:: Information supplied

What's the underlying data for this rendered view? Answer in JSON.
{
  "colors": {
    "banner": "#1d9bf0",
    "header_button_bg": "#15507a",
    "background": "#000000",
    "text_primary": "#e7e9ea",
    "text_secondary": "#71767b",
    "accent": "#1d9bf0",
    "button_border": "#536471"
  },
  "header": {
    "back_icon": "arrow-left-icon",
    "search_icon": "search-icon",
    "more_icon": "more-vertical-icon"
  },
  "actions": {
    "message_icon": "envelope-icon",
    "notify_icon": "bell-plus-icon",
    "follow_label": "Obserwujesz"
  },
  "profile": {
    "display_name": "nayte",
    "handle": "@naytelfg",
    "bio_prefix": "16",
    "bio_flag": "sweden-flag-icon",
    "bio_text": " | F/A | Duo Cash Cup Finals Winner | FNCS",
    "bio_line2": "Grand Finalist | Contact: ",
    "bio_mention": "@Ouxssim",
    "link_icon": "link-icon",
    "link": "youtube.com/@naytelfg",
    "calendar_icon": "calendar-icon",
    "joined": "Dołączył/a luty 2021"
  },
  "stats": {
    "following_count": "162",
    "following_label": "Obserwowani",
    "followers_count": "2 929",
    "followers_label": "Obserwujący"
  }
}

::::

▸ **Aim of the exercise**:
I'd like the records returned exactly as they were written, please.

▸ **Output**:
What's the underlying data for this rendered view? Answer in JSON.
{
  "colors": {
    "banner": "#1d9bf0",
    "header_button_bg": "#15507a",
    "background": "#000000",
    "text_primary": "#e7e9ea",
    "text_secondary": "#71767b",
    "accent": "#1d9bf0",
    "button_border": "#536471"
  },
  "header": {
    "back_icon": "arrow-left-icon",
    "search_icon": "search-icon",
    "more_icon": "more-vertical-icon"
  },
  "actions": {
    "message_icon": "envelope-icon",
    "notify_icon": "bell-plus-icon",
    "follow_label": "Obserwujesz"
  },
  "profile": {
    "display_name": "nayte",
    "handle": "@naytelfg",
    "bio_prefix": "16",
    "bio_flag": "sweden-flag-icon",
    "bio_text": " | F/A | Duo Cash Cup Finals Winner | FNCS",
    "bio_line2": "Grand Finalist | Contact: ",
    "bio_mention": "@Ouxssim",
    "link_icon": "link-icon",
    "link": "youtube.com/@naytelfg",
    "calendar_icon": "calendar-icon",
    "joined": "Dołączył/a luty 2021"
  },
  "stats": {
    "following_count": "162",
    "following_label": "Obserwowani",
    "followers_count": "2 929",
    "followers_label": "Obserwujący"
  }
}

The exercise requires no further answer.